Definition of Interfacing and integration

A question was raised about what is the difference between “interfacing” and between “integration”. At the end of this short note are some general definitions of the two.


The short synopsis is:

The key factor is that interfacing is a sub-set of integration. Interfacing is a passive stateless way in which two (or more) systems could communicate. Consider “Publish” and “Subscribe” for the one to many “interfacing”.

Integration is more active and typically systems that integrate maintain the state about what has happened and potentially are seeking the results from the integration.




(n.) A boundary across which two independent systems meet and act on or communicate with each other. In computer technology, there are several types of interfaces.

  • user interface – the keyboard, mouse, menus of a computer system. The user interface allows the user to communicate with the operating system. Also see GUI.
  • software interface – the languages and codes that the applications use to communicate with each other and with the hardware.
  • hardware interface – the wires, plugs and sockets that hardware devices use to communicate with each other.

Interface Definition Language



Integration (from the Latin integer, meaning whole or entire) generally means combining parts so that they work together or form a whole. In information technology, there are several common usages:

1) Integration during product development is a process in which separately produced components or subsystems are combined and problems in their interactions are addressed.

2) Integration is an activity by companies that specialize in bringing different manufacturers’ products together into a smoothly working system.

3) In marketing usage, products or components said to be integrated appear to meet one or more of the following conditions:

A) They share a common purpose or set of objectives. (This is the loosest form of integration.)

B) They all observe the same standard or set of standard protocol or they share a mediating capability, such the Object Request Broker (ORB) in the Common Object Request Broker Architecture (CORBA).

C) They were all designed together at the same time with a unifying purpose and/or architecture. (They may be sold as piece-parts but they were designed with the same larger objectives and/or architecture.)

D) They share some of the same programming code.

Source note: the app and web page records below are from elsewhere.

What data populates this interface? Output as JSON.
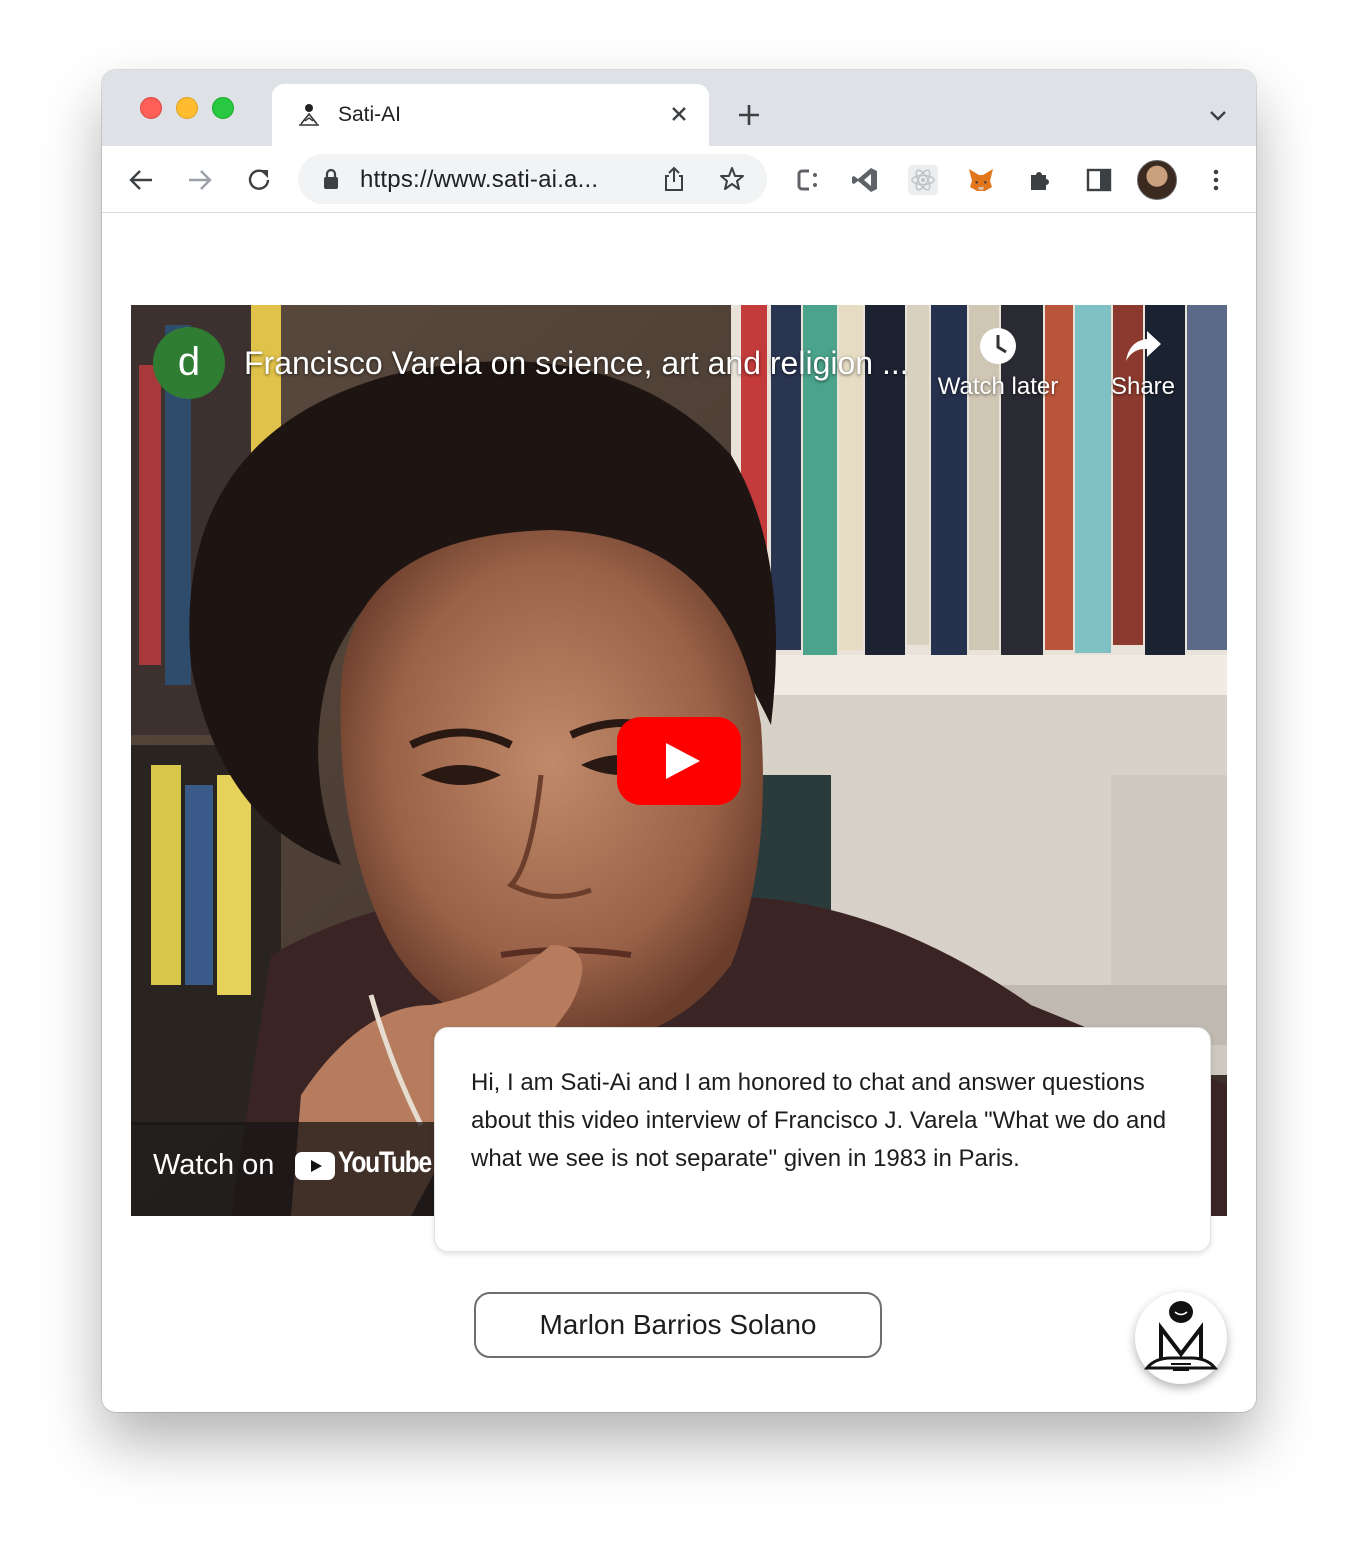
{
  "browser": {
    "tab_title": "Sati-AI",
    "url": "https://www.sati-ai.a...",
    "icons": [
      "back-icon",
      "forward-icon",
      "reload-icon",
      "lock-icon",
      "share-icon",
      "star-icon",
      "extension-icons",
      "profile-avatar",
      "menu-icon"
    ]
  },
  "video": {
    "channel_initial": "d",
    "title": "Francisco Varela on science, art and religion ...",
    "watch_later_label": "Watch later",
    "share_label": "Share",
    "watch_on_label": "Watch on",
    "youtube_label": "YouTube",
    "colors": {
      "play": "#ff0000",
      "channel_avatar": "#2f7d32"
    }
  },
  "chat": {
    "message": "Hi, I am Sati-Ai and I am honored to chat and answer questions about this video interview of Francisco J. Varela \"What we do and what we see is not separate\" given in 1983 in Paris."
  },
  "footer": {
    "name_button": "Marlon Barrios Solano"
  }
}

E) They share some special knowledge of code (such as a lower-level program interface) that may or may not be publicly available. (If not publicly available, companies have been known to sue to make it available in order to make competition fair.)